Aside from that, the combat has also been given a bit of a makeover. Party members can now add a fifth move to their combos, but here is where another fault lies with the game.
Plans are more closely tied into Challenges this time. Anyone who has played Victory remember the different in-game "achievements" you earned by performing tasks such as not taking damage for X number of battles or running for X number of meters.
Now you have to do it for every character to unlock specific plans for them, like unlocking that fifth combo move or increasing their parameters. This can be frustrating as it makes the Remake system out to be more of a gate for character progress and requires dozens of hours of time investment.
Otherwise, many of the same problems from the previous entries remain. Monster designs are recycled with a few additions. Combat can get somewhat repetitive and maps are reused constantly in which some of them reverse the direction that you approach it.
Another issue is the real lack of voiced dialogue heard throughout the game. Idea Factory has been real good up until this point of having a more vocal script, but it seems as barren here as it did in Victory.
Not that I still didn’t enjoy my time with V Generation. The characters are as appealing as they ever were, and the shenanigans that come up when CPUs of one dimension meet their own alternate self in the other is highly entertaining.
I also wasn’t that bothered by the changes that were made though the EXE Drive change left me agitated. The referential humor is still on point as well with even more jokes added this time.
The Neptunia Re;Birth series has done a lot to improve upon what were originally mediocre experiences.
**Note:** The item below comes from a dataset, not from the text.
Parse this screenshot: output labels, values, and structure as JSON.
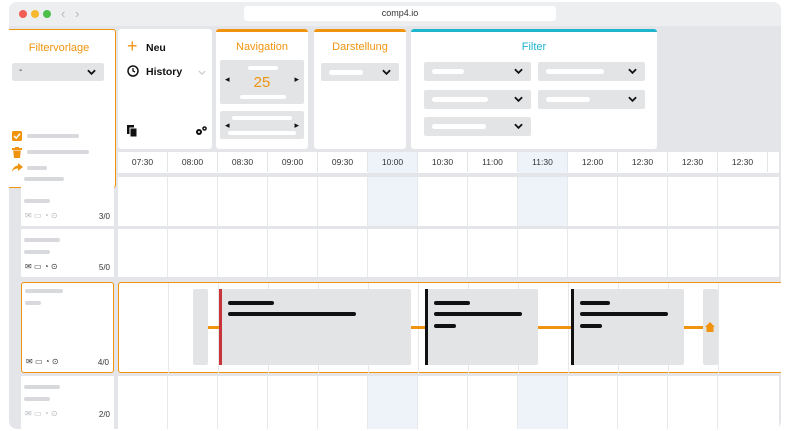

After having covered all the entries for RPG Site I have found a lot of appreciation for the series I didn’t have before.
Now that it’s out of the way, I hope Compile Heart and Idea Factory explore more original directions for their satirical cast of wonderful characters. I wouldn’t mind another tactical RPG myself.